Rain is not all that can cause havoc to farmers crops and other leaf growth. In recent weeks our area and in many other parts of our country have become infested with army worms. It isn't the first time we have had them attack locally. I spoke to Art Tanner recently and he said he remembers when his father had those worms invade the same fields that Tanner and his brother, Alton, own on Tanner Road in Findley Lake.
According to Art, their first hay cuttings produced good crops, but recently they only got one hay bale on each of three 15-acre lots because the army worms had attacked them. He also said a farm worker on a nearby farm told him the worms came just over his boots.

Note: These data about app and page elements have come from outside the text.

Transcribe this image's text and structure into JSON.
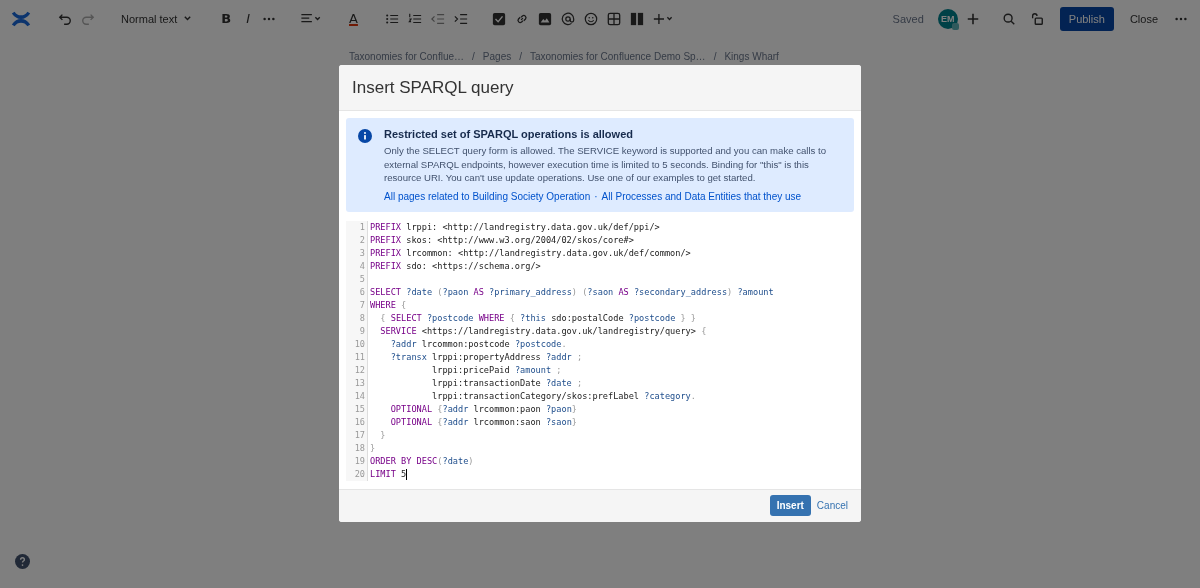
{
  "toolbar": {
    "format_menu": "Normal text",
    "text_style_buttons": [
      {
        "kind": "bold",
        "glyph": "B"
      },
      {
        "kind": "italic",
        "glyph": "I"
      }
    ],
    "text_color_glyph": "A",
    "saved": "Saved",
    "avatar": "EM",
    "publish": "Publish",
    "close": "Close"
  },
  "breadcrumb": [
    {
      "label": "Taxonomies for Conflue…"
    },
    {
      "sep": "/",
      "label": "Pages"
    },
    {
      "sep": "/",
      "label": "Taxonomies for Confluence Demo Sp…"
    },
    {
      "sep": "/",
      "label": "Kings Wharf"
    }
  ],
  "dialog": {
    "title": "Insert SPARQL query",
    "notice": {
      "title": "Restricted set of SPARQL operations is allowed",
      "body": "Only the SELECT query form is allowed. The SERVICE keyword is supported and you can make calls to external SPARQL endpoints, however execution time is limited to 5 seconds. Binding for \"this\" is this resource URI. You can't use update operations. Use one of our examples to get started.",
      "links": [
        {
          "label": "All pages related to Building Society Operation"
        },
        {
          "sep": "·",
          "label": "All Processes and Data Entities that they use"
        }
      ]
    },
    "editor": {
      "lines": [
        {
          "number": "1",
          "cursor": false,
          "tokens": [
            {
              "t": "PREFIX",
              "kind": "keyword"
            },
            {
              "t": " lrppi: <http://landregistry.data.gov.uk/def/ppi/>",
              "kind": "plain"
            }
          ]
        },
        {
          "number": "2",
          "cursor": false,
          "tokens": [
            {
              "t": "PREFIX",
              "kind": "keyword"
            },
            {
              "t": " skos: <http://www.w3.org/2004/02/skos/core#>",
              "kind": "plain"
            }
          ]
        },
        {
          "number": "3",
          "cursor": false,
          "tokens": [
            {
              "t": "PREFIX",
              "kind": "keyword"
            },
            {
              "t": " lrcommon: <http://landregistry.data.gov.uk/def/common/>",
              "kind": "plain"
            }
          ]
        },
        {
          "number": "4",
          "cursor": false,
          "tokens": [
            {
              "t": "PREFIX",
              "kind": "keyword"
            },
            {
              "t": " sdo: <https://schema.org/>",
              "kind": "plain"
            }
          ]
        },
        {
          "number": "5",
          "cursor": false
        },
        {
          "number": "6",
          "cursor": false,
          "tokens": [
            {
              "t": "SELECT",
              "kind": "keyword"
            },
            {
              "t": " ?date",
              "kind": "variable"
            },
            {
              "t": " (",
              "kind": "punct"
            },
            {
              "t": "?paon",
              "kind": "variable"
            },
            {
              "t": " AS",
              "kind": "keyword"
            },
            {
              "t": " ?primary_address",
              "kind": "variable"
            },
            {
              "t": ") (",
              "kind": "punct"
            },
            {
              "t": "?saon",
              "kind": "variable"
            },
            {
              "t": " AS",
              "kind": "keyword"
            },
            {
              "t": " ?secondary_address",
              "kind": "variable"
            },
            {
              "t": ") ",
              "kind": "punct"
            },
            {
              "t": "?amount",
              "kind": "variable"
            }
          ]
        },
        {
          "number": "7",
          "cursor": false,
          "tokens": [
            {
              "t": "WHERE",
              "kind": "keyword"
            },
            {
              "t": " {",
              "kind": "punct"
            }
          ]
        },
        {
          "number": "8",
          "cursor": false,
          "tokens": [
            {
              "t": "  { ",
              "kind": "punct"
            },
            {
              "t": "SELECT",
              "kind": "keyword"
            },
            {
              "t": " ?postcode",
              "kind": "variable"
            },
            {
              "t": " WHERE",
              "kind": "keyword"
            },
            {
              "t": " { ",
              "kind": "punct"
            },
            {
              "t": "?this",
              "kind": "variable"
            },
            {
              "t": " sdo:postalCode ",
              "kind": "plain"
            },
            {
              "t": "?postcode",
              "kind": "variable"
            },
            {
              "t": " } }",
              "kind": "punct"
            }
          ]
        },
        {
          "number": "9",
          "cursor": false,
          "tokens": [
            {
              "t": "  SERVICE",
              "kind": "keyword"
            },
            {
              "t": " <https://landregistry.data.gov.uk/landregistry/query>",
              "kind": "plain"
            },
            {
              "t": " {",
              "kind": "punct"
            }
          ]
        },
        {
          "number": "10",
          "cursor": false,
          "tokens": [
            {
              "t": "    ?addr",
              "kind": "variable"
            },
            {
              "t": " lrcommon:postcode ",
              "kind": "plain"
            },
            {
              "t": "?postcode",
              "kind": "variable"
            },
            {
              "t": ".",
              "kind": "punct"
            }
          ]
        },
        {
          "number": "11",
          "cursor": false,
          "tokens": [
            {
              "t": "    ?transx",
              "kind": "variable"
            },
            {
              "t": " lrppi:propertyAddress ",
              "kind": "plain"
            },
            {
              "t": "?addr",
              "kind": "variable"
            },
            {
              "t": " ;",
              "kind": "punct"
            }
          ]
        },
        {
          "number": "12",
          "cursor": false,
          "tokens": [
            {
              "t": "            lrppi:pricePaid ",
              "kind": "plain"
            },
            {
              "t": "?amount",
              "kind": "variable"
            },
            {
              "t": " ;",
              "kind": "punct"
            }
          ]
        },
        {
          "number": "13",
          "cursor": false,
          "tokens": [
            {
              "t": "            lrppi:transactionDate ",
              "kind": "plain"
            },
            {
              "t": "?date",
              "kind": "variable"
            },
            {
              "t": " ;",
              "kind": "punct"
            }
          ]
        },
        {
          "number": "14",
          "cursor": false,
          "tokens": [
            {
              "t": "            lrppi:transactionCategory/skos:prefLabel ",
              "kind": "plain"
            },
            {
              "t": "?category",
              "kind": "variable"
            },
            {
              "t": ".",
              "kind": "punct"
            }
          ]
        },
        {
          "number": "15",
          "cursor": false,
          "tokens": [
            {
              "t": "    OPTIONAL",
              "kind": "keyword"
            },
            {
              "t": " {",
              "kind": "punct"
            },
            {
              "t": "?addr",
              "kind": "variable"
            },
            {
              "t": " lrcommon:paon ",
              "kind": "plain"
            },
            {
              "t": "?paon",
              "kind": "variable"
            },
            {
              "t": "}",
              "kind": "punct"
            }
          ]
        },
        {
          "number": "16",
          "cursor": false,
          "tokens": [
            {
              "t": "    OPTIONAL",
              "kind": "keyword"
            },
            {
              "t": " {",
              "kind": "punct"
            },
            {
              "t": "?addr",
              "kind": "variable"
            },
            {
              "t": " lrcommon:saon ",
              "kind": "plain"
            },
            {
              "t": "?saon",
              "kind": "variable"
            },
            {
              "t": "}",
              "kind": "punct"
            }
          ]
        },
        {
          "number": "17",
          "cursor": false,
          "tokens": [
            {
              "t": "  }",
              "kind": "punct"
            }
          ]
        },
        {
          "number": "18",
          "cursor": false,
          "tokens": [
            {
              "t": "}",
              "kind": "punct"
            }
          ]
        },
        {
          "number": "19",
          "cursor": false,
          "tokens": [
            {
              "t": "ORDER BY DESC",
              "kind": "keyword"
            },
            {
              "t": "(",
              "kind": "punct"
            },
            {
              "t": "?date",
              "kind": "variable"
            },
            {
              "t": ")",
              "kind": "punct"
            }
          ]
        },
        {
          "number": "20",
          "cursor": true,
          "tokens": [
            {
              "t": "LIMIT",
              "kind": "keyword"
            },
            {
              "t": " 5",
              "kind": "plain"
            }
          ]
        }
      ]
    },
    "buttons": {
      "insert": "Insert",
      "cancel": "Cancel"
    }
  }
}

Sherman’s Howard Crump’s hay field after army worms attacked it.
Probably many of you have read an article or book about the many difficulties the early settlers faced when they came to the new world. I remember the Laura Ingles Wilder books which told about the locust plagues that destroyed crops in those days. Currently there are some methods that can be used to prevent the insects such as crop dusting prior to the outbreak of them. However, often one doesn't even know there is a problem until after the crop is destroyed.
Army worms can eat their way through a farm field or lawn in just days. They are really yellow green caterpillars, the larvae of a rather large adult moth. One doesn't see anything but a good growing crop one day and then the next day see nothing but devastation.
The damage to the field begins as the worms climb up the stalk eating the foliate as it travels and then finishes it off as it goes back down. One can hear the crushing noise as the worms travel through the field. Moreover, they can literally destroy more than a 100 acres in 18 to 24 hours. I've been reading the papers stating they are even worse in some other states. The army worm is similar to the crane fly infestation that happened a few years ago.
Although the army worm infestation is often a great devastation for farmers involved in that industry, those folk have been known to be a sturdy lot, having survived many difficult situations, especially in financial matters. Moreover, such losses often affect the cost of food and other essential products. However, we can be thankful the army worms don't like strawberry leaves so we can still enjoy strawberry shortcake or pie.
I didn't write about our upcoming Forth of July or Independence Day, but I trust you all know about that special holiday when we celebrate the document introduced by John Adams that eventually became the document stating the original first 13 states in the new world became the United States of America. I trust you all think about how our forefathers worked and sacrificed greatly to make our country the greatest nation in the world. I wish you all a safe and enjoyable celebration on that day.